This Saturday is ‘World Press Freedom Day’. This day was first observed in 1994 and now every year on 3 May we remember that journalists around the world are persecuted, imprisoned, tortured and killed by dictators who do not want freedom of the press because they do not want democracy in their countries. According to information from ‘Reporters Without Borders’, more than 77 journalists died a violent death in 2013 alone.
What has this got to do with MANN+HUMMEL? That’s simple: we too consider freedom of the press and freedom of speech to be vital, indeed indispensable. Moreover, our company is often the subject of media reports.
Whether it is the economic press, local and regional newspapers or specialist media, journalists regularly contact us by telephone to find out information or look for interviewees. It is in this situation that the same questions about how to deal with the press ‘correctly’ crop up time and time again. Do I have to speak to the media? What happens to the information that I give to journalists? Will I be told in advance when and where the article is going to be published? Can I have any control over what is published? How can I make sure that my information won’t be reported ambiguously or incorrectly?
In the press office, we have a few ground rules to help us ensure that our dealings with journalists are professional, efficient and fair for both parties.
Ground rule no 1
Our company is not obliged to provide the media with information nor is it accountable to the media. However, it is in our own interests to maintain ongoing, transparent and reliable press and public relations. When we do divulge information to outside parties, we do so to the best of our knowledge and belief (as is also stipulated in our company code of conduct). Due care always comes before speed. We do not allow ourselves to be put under undue pressure – not even from an imminent editorial deadline.

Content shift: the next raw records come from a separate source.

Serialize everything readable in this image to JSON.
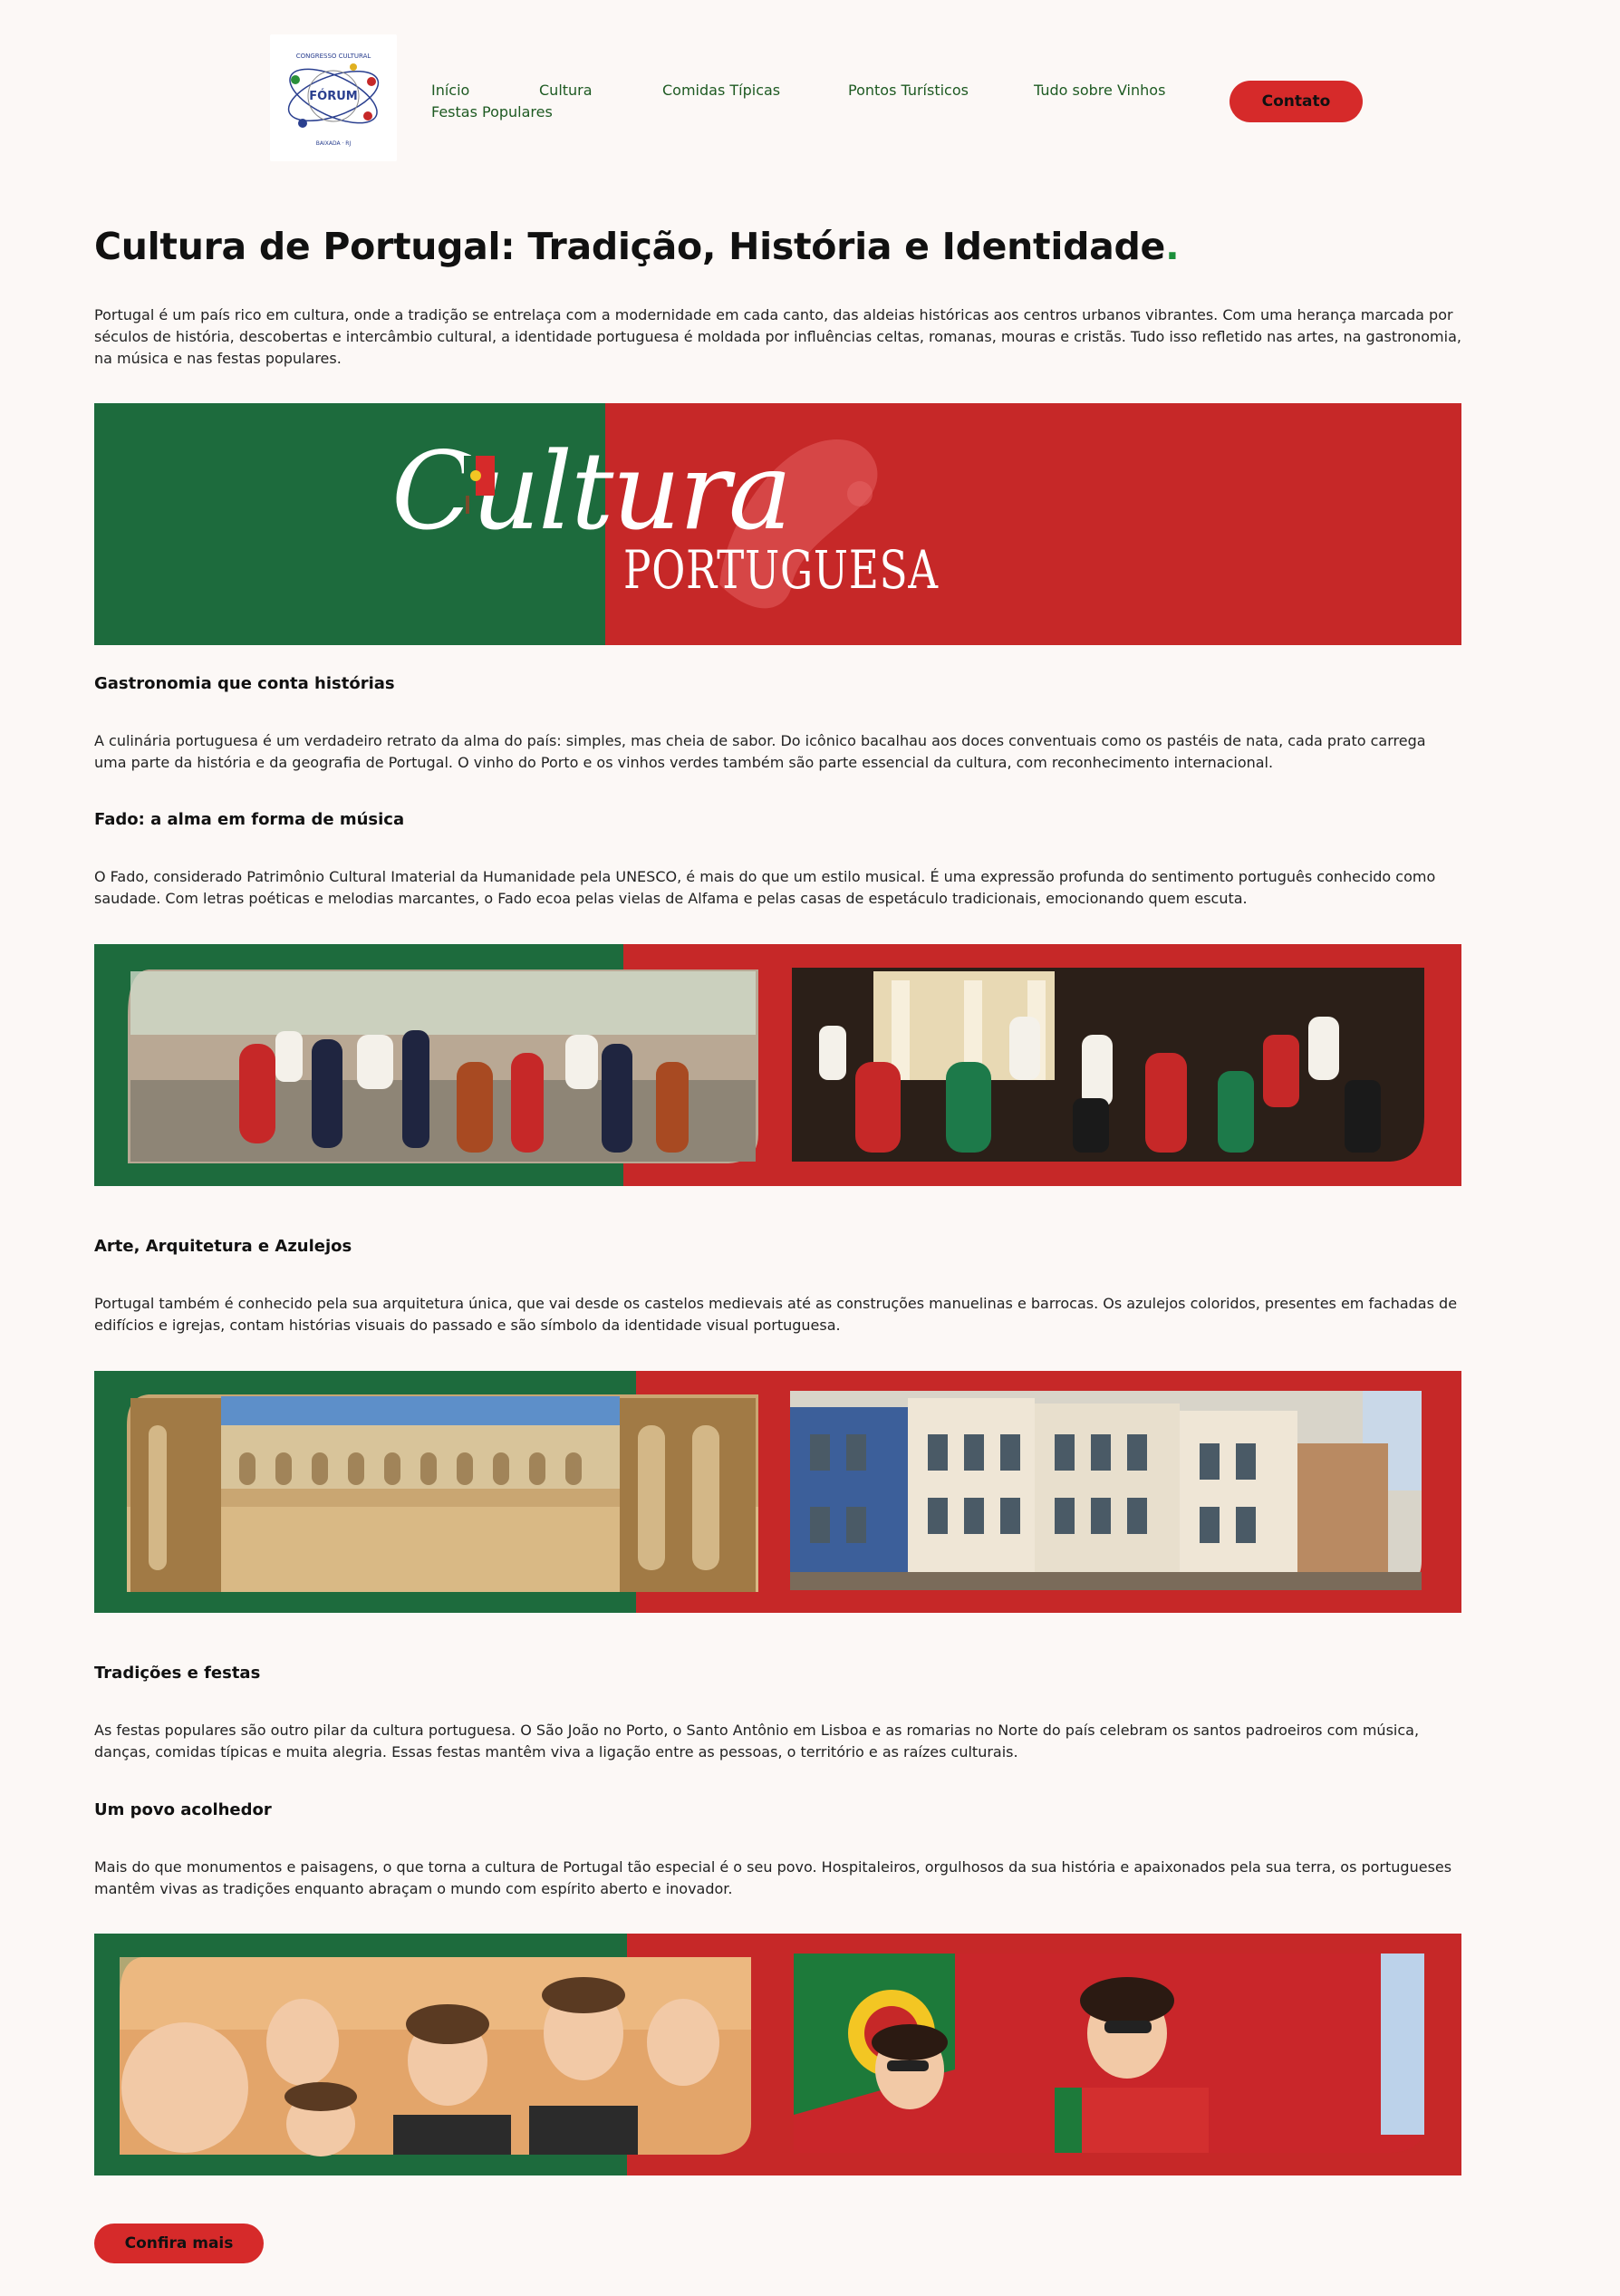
{
  "header": {
    "logo": {
      "org_text": "FÓRUM",
      "org_text_top": "CONGRESSO CULTURAL",
      "org_text_bottom": "BAIXADA · RJ"
    },
    "nav": [
      "Início",
      "Cultura",
      "Comidas Típicas",
      "Pontos Turísticos",
      "Tudo sobre Vinhos",
      "Festas Populares"
    ],
    "contact_label": "Contato"
  },
  "page": {
    "title": "Cultura de Portugal: Tradição, História e Identidade",
    "title_dot": ".",
    "intro": "Portugal é um país rico em cultura, onde a tradição se entrelaça com a modernidade em cada canto, das aldeias históricas aos centros urbanos vibrantes. Com uma herança marcada por séculos de história, descobertas e intercâmbio cultural, a identidade portuguesa é moldada por influências celtas, romanas, mouras e cristãs. Tudo isso refletido nas artes, na gastronomia, na música e nas festas populares."
  },
  "hero_banner": {
    "title": "Cultura",
    "subtitle": "PORTUGUESA",
    "colors": {
      "green": "#1d6b3d",
      "red": "#c62828"
    }
  },
  "sections": [
    {
      "heading": "Gastronomia que conta histórias",
      "text": "A culinária portuguesa é um verdadeiro retrato da alma do país: simples, mas cheia de sabor. Do icônico bacalhau aos doces conventuais como os pastéis de nata, cada prato carrega uma parte da história e da geografia de Portugal. O vinho do Porto e os vinhos verdes também são parte essencial da cultura, com reconhecimento internacional."
    },
    {
      "heading": "Fado: a alma em forma de música",
      "text": "O Fado, considerado Patrimônio Cultural Imaterial da Humanidade pela UNESCO, é mais do que um estilo musical. É uma expressão profunda do sentimento português conhecido como saudade. Com letras poéticas e melodias marcantes, o Fado ecoa pelas vielas de Alfama e pelas casas de espetáculo tradicionais, emocionando quem escuta."
    },
    {
      "heading": "Arte, Arquitetura e Azulejos",
      "text": "Portugal também é conhecido pela sua arquitetura única, que vai desde os castelos medievais até as construções manuelinas e barrocas. Os azulejos coloridos, presentes em fachadas de edifícios e igrejas, contam histórias visuais do passado e são símbolo da identidade visual portuguesa."
    },
    {
      "heading": "Tradições e festas",
      "text": "As festas populares são outro pilar da cultura portuguesa. O São João no Porto, o Santo Antônio em Lisboa e as romarias no Norte do país celebram os santos padroeiros com música, danças, comidas típicas e muita alegria. Essas festas mantêm viva a ligação entre as pessoas, o território e as raízes culturais."
    },
    {
      "heading": "Um povo acolhedor",
      "text": "Mais do que monumentos e paisagens, o que torna a cultura de Portugal tão especial é o seu povo. Hospitaleiros, orgulhosos da sua história e apaixonados pela sua terra, os portugueses mantêm vivas as tradições enquanto abraçam o mundo com espírito aberto e inovador."
    }
  ],
  "cta_label": "Confira mais"
}
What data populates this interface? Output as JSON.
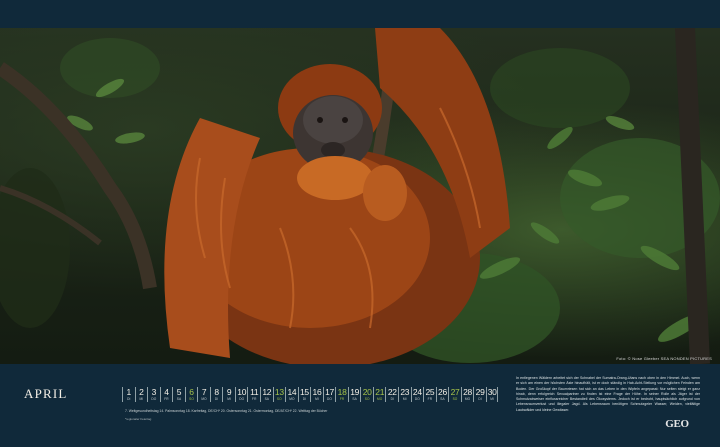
{
  "photo": {
    "subject": "orangutan-photo",
    "credit": "Foto: © Nose Gleeber SEA NONDEN PICTURES"
  },
  "calendar": {
    "month": "APRIL",
    "days": [
      {
        "num": "1",
        "wd": "DI"
      },
      {
        "num": "2",
        "wd": "MI"
      },
      {
        "num": "3",
        "wd": "DO"
      },
      {
        "num": "4",
        "wd": "FR"
      },
      {
        "num": "5",
        "wd": "SA"
      },
      {
        "num": "6",
        "wd": "SO",
        "sunday": true
      },
      {
        "num": "7",
        "wd": "MO"
      },
      {
        "num": "8",
        "wd": "DI"
      },
      {
        "num": "9",
        "wd": "MI"
      },
      {
        "num": "10",
        "wd": "DO"
      },
      {
        "num": "11",
        "wd": "FR"
      },
      {
        "num": "12",
        "wd": "SA"
      },
      {
        "num": "13",
        "wd": "SO",
        "sunday": true
      },
      {
        "num": "14",
        "wd": "MO"
      },
      {
        "num": "15",
        "wd": "DI"
      },
      {
        "num": "16",
        "wd": "MI"
      },
      {
        "num": "17",
        "wd": "DO"
      },
      {
        "num": "18",
        "wd": "FR",
        "sunday": true
      },
      {
        "num": "19",
        "wd": "SA"
      },
      {
        "num": "20",
        "wd": "SO",
        "sunday": true
      },
      {
        "num": "21",
        "wd": "MO",
        "sunday": true
      },
      {
        "num": "22",
        "wd": "DI"
      },
      {
        "num": "23",
        "wd": "MI"
      },
      {
        "num": "24",
        "wd": "DO"
      },
      {
        "num": "25",
        "wd": "FR"
      },
      {
        "num": "26",
        "wd": "SA"
      },
      {
        "num": "27",
        "wd": "SO",
        "sunday": true
      },
      {
        "num": "28",
        "wd": "MO"
      },
      {
        "num": "29",
        "wd": "DI"
      },
      {
        "num": "30",
        "wd": "MI"
      }
    ],
    "holidays": "7. Weltgesundheitstag   14. Palmsonntag   18. Karfreitag, DE/CH*   20. Ostersonntag   21. Ostermontag, DE/AT/CH*   22. Welttag der Bücher",
    "footnote": "*regionaler Feiertag"
  },
  "description": "In entlegenen Wäldern arbeitet sich der Schnabel der Sumatra-Orang-Utans nach oben in den Himmel. Auch, wenn er sich am einen der höchsten Äste hinaufhält, ist er doch ständig in Hab-Acht-Stellung vor möglichen Feinden am Boden. Der Großkopf der Baumriesen hat sich an das Leben in den Wipfeln angepasst: Nur selten steigt er ganz hinab, denn erfolgreich Sexualpartner zu finden ist eine Frage der Höhe. In seiner Rolle als Jäger ist der Schmutzabweiser einflussreicher Bestandteil des Ökosystems. Jedoch ist er bedroht, hauptsächlich aufgrund von Lebensraumverlust und illegaler Jagd. Als Lebensraum benötigen Schmutzgeier Wasser, Weiden, vielfältige Laubwälder und kleine Gewässer.",
  "logo": "GEO"
}
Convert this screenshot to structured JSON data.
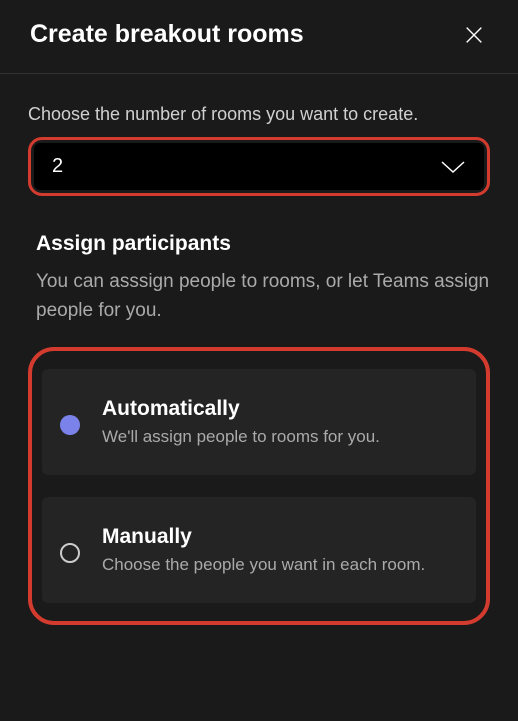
{
  "header": {
    "title": "Create breakout rooms"
  },
  "rooms": {
    "choose_label": "Choose the number of rooms you want to create.",
    "selected_value": "2"
  },
  "assign": {
    "title": "Assign participants",
    "description": "You can asssign people to rooms, or let Teams assign people for you.",
    "options": [
      {
        "title": "Automatically",
        "description": "We'll assign people to rooms for you.",
        "selected": true
      },
      {
        "title": "Manually",
        "description": "Choose the people you want in each room.",
        "selected": false
      }
    ]
  }
}
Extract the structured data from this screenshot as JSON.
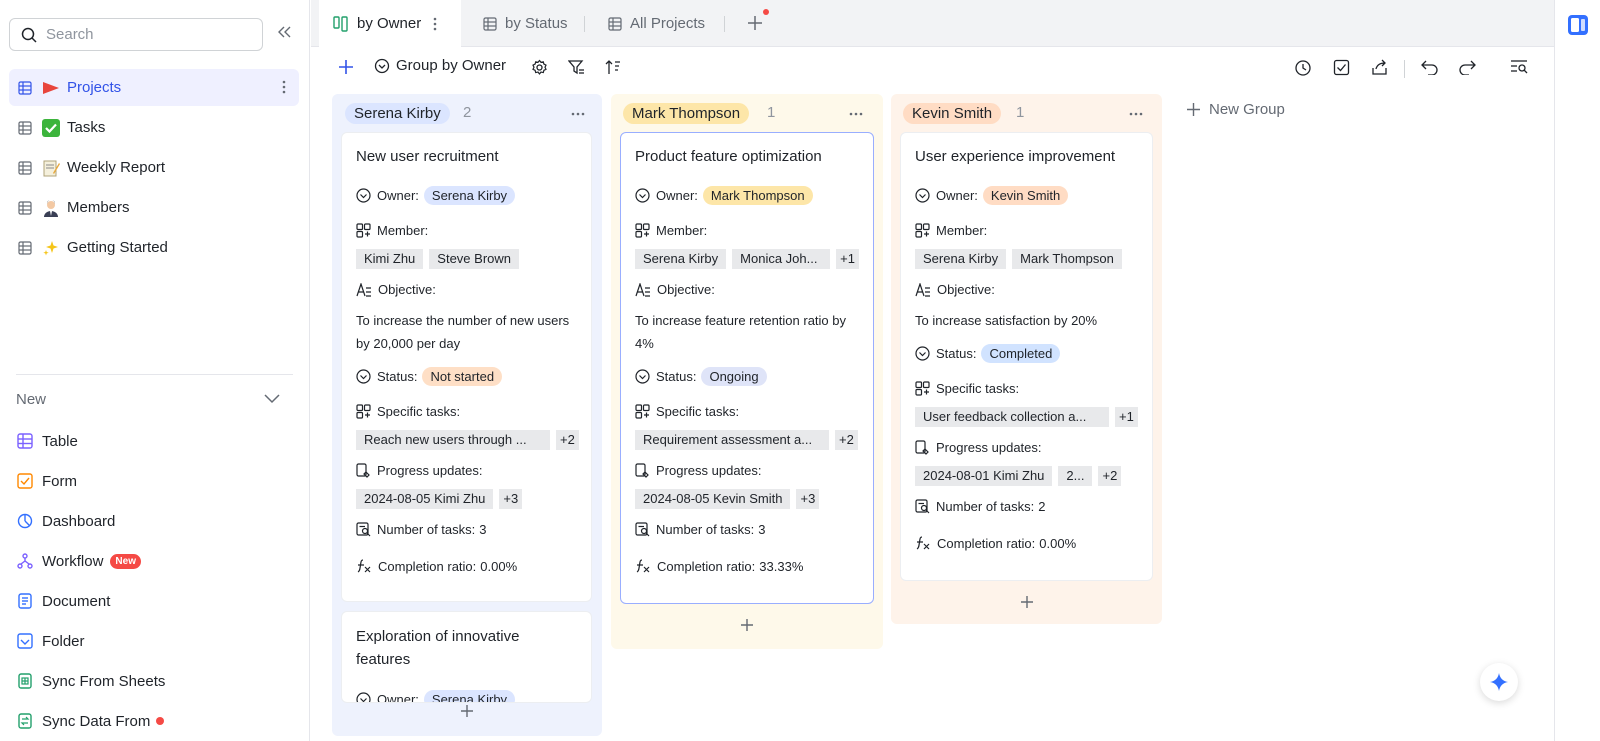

Ground rule no 2
When we speak to journalists we know that in cases of doubt our counterpart is not a specialist like our experts in the individual divisions. Economic journalists are interested in numbers and business strategies, specialist media are more likely to want to talk about technology, products and processes, whereas the local press will be looking for information about the location. That’s why we make sure that the information we provide is specific and tailored to the target group.
Ground rule no 3
It is important to manage expectations, so we will clarify with a journalist in advance what the conditions of us speaking to them are and how they may use our information. Does the journalist need an official statement or are they just looking for general information about the business? We make it very clear when we do not want to be quoted word for word, and in cases where we do, we stipulate that this must be the case and that we want verbatim quotations to be submitted to us prior to publication so that we can authorise them. This is usually only the case for question and answer interviews, where we want to come across as friendly, open and honest but avoid appearing naive or too chatty.
Ground rule no 4
We are realistic. Even if we show a journalist around the laboratory for hours, they are still not going to be able to put all of the information in their article (or radio, TV or online piece) and nor will they want to. We are not annoyed or offended if two short statements are all that are used from an interview lasting several hours. Journalism is built on choice and reduction. As journalists generally work professionally and are well practised in the art of omission, the end result is usually good.
Ground rule no 5
Keep your cool if the next day something does appear in the newspaper,or is broadcast, which is not as agreed or expected. Naturally, we cannot completely rule out the risk of an abridged (and possibly distorted) statement being published. But you can be comforted by the fact that a great deal of information is broadcast and it will be yesterday’s news before you know it.